Work to complete – Could you return every record below word for word, leaving out the pictures?
(Beginning of The data)
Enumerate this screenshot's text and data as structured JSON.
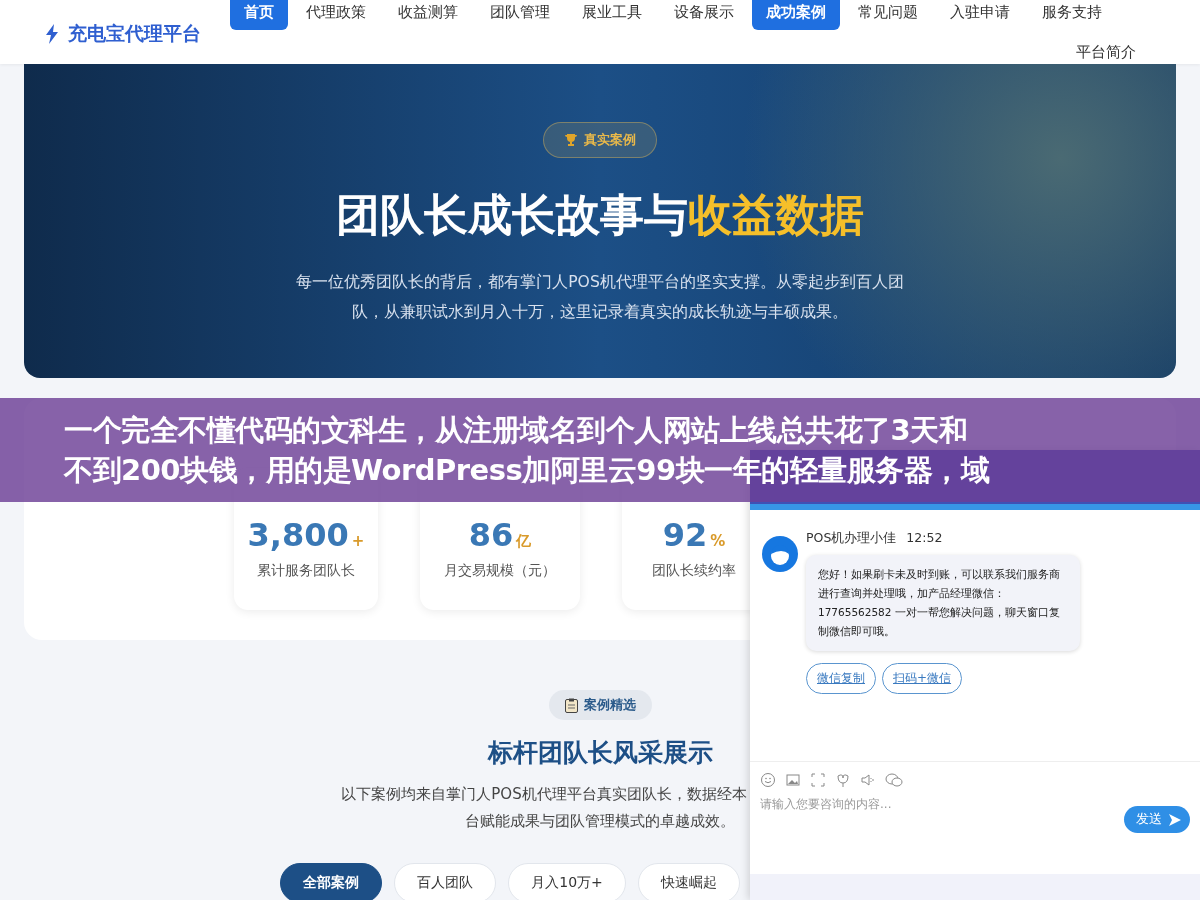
{
  "header": {
    "logo": "充电宝代理平台",
    "nav": [
      {
        "label": "首页",
        "selected": true
      },
      {
        "label": "代理政策",
        "selected": false
      },
      {
        "label": "收益测算",
        "selected": false
      },
      {
        "label": "团队管理",
        "selected": false
      },
      {
        "label": "展业工具",
        "selected": false
      },
      {
        "label": "设备展示",
        "selected": false
      },
      {
        "label": "成功案例",
        "selected": true
      },
      {
        "label": "常见问题",
        "selected": false
      },
      {
        "label": "入驻申请",
        "selected": false
      },
      {
        "label": "服务支持",
        "selected": false
      },
      {
        "label": "平台简介",
        "selected": false
      }
    ]
  },
  "hero": {
    "badge": "真实案例",
    "title_main": "团队长成长故事与",
    "title_highlight": "收益数据",
    "subtitle": "每一位优秀团队长的背后，都有掌门人POS机代理平台的坚实支撑。从零起步到百人团队，从兼职试水到月入十万，这里记录着真实的成长轨迹与丰硕成果。"
  },
  "stats": [
    {
      "value": "3,800",
      "unit": "+",
      "label": "累计服务团队长"
    },
    {
      "value": "86",
      "unit": "亿",
      "label": "月交易规模（元）"
    },
    {
      "value": "92",
      "unit": "%",
      "label": "团队长续约率"
    }
  ],
  "showcase": {
    "badge": "案例精选",
    "title": "标杆团队长风采展示",
    "description_lines": [
      "以下案例均来自掌门人POS机代理平台真实团队长，数据经本",
      "台赋能成果与团队管理模式的卓越成效。"
    ],
    "filters": [
      {
        "label": "全部案例",
        "selected": true
      },
      {
        "label": "百人团队",
        "selected": false
      },
      {
        "label": "月入10万+",
        "selected": false
      },
      {
        "label": "快速崛起",
        "selected": false
      }
    ]
  },
  "banner": {
    "lines": [
      "一个完全不懂代码的文科生，从注册域名到个人网站上线总共花了3天和",
      "不到200块钱，用的是WordPress加阿里云99块一年的轻量服务器，域"
    ]
  },
  "chat": {
    "agent": "POS机办理小佳",
    "time": "12:52",
    "message": "您好！如果刷卡未及时到账，可以联系我们服务商进行查询并处理哦，加产品经理微信：17765562582 一对一帮您解决问题，聊天窗口复制微信即可哦。",
    "actions": [
      "微信复制",
      "扫码+微信"
    ],
    "input_placeholder": "请输入您要咨询的内容...",
    "send": "发送"
  }
}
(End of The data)
Completed exercise –
Enumerate this screenshot's text and data as structured JSON.
{
  "header": {
    "logo": "充电宝代理平台",
    "nav": [
      {
        "label": "首页",
        "selected": true
      },
      {
        "label": "代理政策",
        "selected": false
      },
      {
        "label": "收益测算",
        "selected": false
      },
      {
        "label": "团队管理",
        "selected": false
      },
      {
        "label": "展业工具",
        "selected": false
      },
      {
        "label": "设备展示",
        "selected": false
      },
      {
        "label": "成功案例",
        "selected": true
      },
      {
        "label": "常见问题",
        "selected": false
      },
      {
        "label": "入驻申请",
        "selected": false
      },
      {
        "label": "服务支持",
        "selected": false
      },
      {
        "label": "平台简介",
        "selected": false
      }
    ]
  },
  "hero": {
    "badge": "真实案例",
    "title_main": "团队长成长故事与",
    "title_highlight": "收益数据",
    "subtitle": "每一位优秀团队长的背后，都有掌门人POS机代理平台的坚实支撑。从零起步到百人团队，从兼职试水到月入十万，这里记录着真实的成长轨迹与丰硕成果。"
  },
  "stats": [
    {
      "value": "3,800",
      "unit": "+",
      "label": "累计服务团队长"
    },
    {
      "value": "86",
      "unit": "亿",
      "label": "月交易规模（元）"
    },
    {
      "value": "92",
      "unit": "%",
      "label": "团队长续约率"
    }
  ],
  "showcase": {
    "badge": "案例精选",
    "title": "标杆团队长风采展示",
    "description_lines": [
      "以下案例均来自掌门人POS机代理平台真实团队长，数据经本",
      "台赋能成果与团队管理模式的卓越成效。"
    ],
    "filters": [
      {
        "label": "全部案例",
        "selected": true
      },
      {
        "label": "百人团队",
        "selected": false
      },
      {
        "label": "月入10万+",
        "selected": false
      },
      {
        "label": "快速崛起",
        "selected": false
      }
    ]
  },
  "banner": {
    "lines": [
      "一个完全不懂代码的文科生，从注册域名到个人网站上线总共花了3天和",
      "不到200块钱，用的是WordPress加阿里云99块一年的轻量服务器，域"
    ]
  },
  "chat": {
    "agent": "POS机办理小佳",
    "time": "12:52",
    "message": "您好！如果刷卡未及时到账，可以联系我们服务商进行查询并处理哦，加产品经理微信：17765562582 一对一帮您解决问题，聊天窗口复制微信即可哦。",
    "actions": [
      "微信复制",
      "扫码+微信"
    ],
    "input_placeholder": "请输入您要咨询的内容...",
    "send": "发送"
  }
}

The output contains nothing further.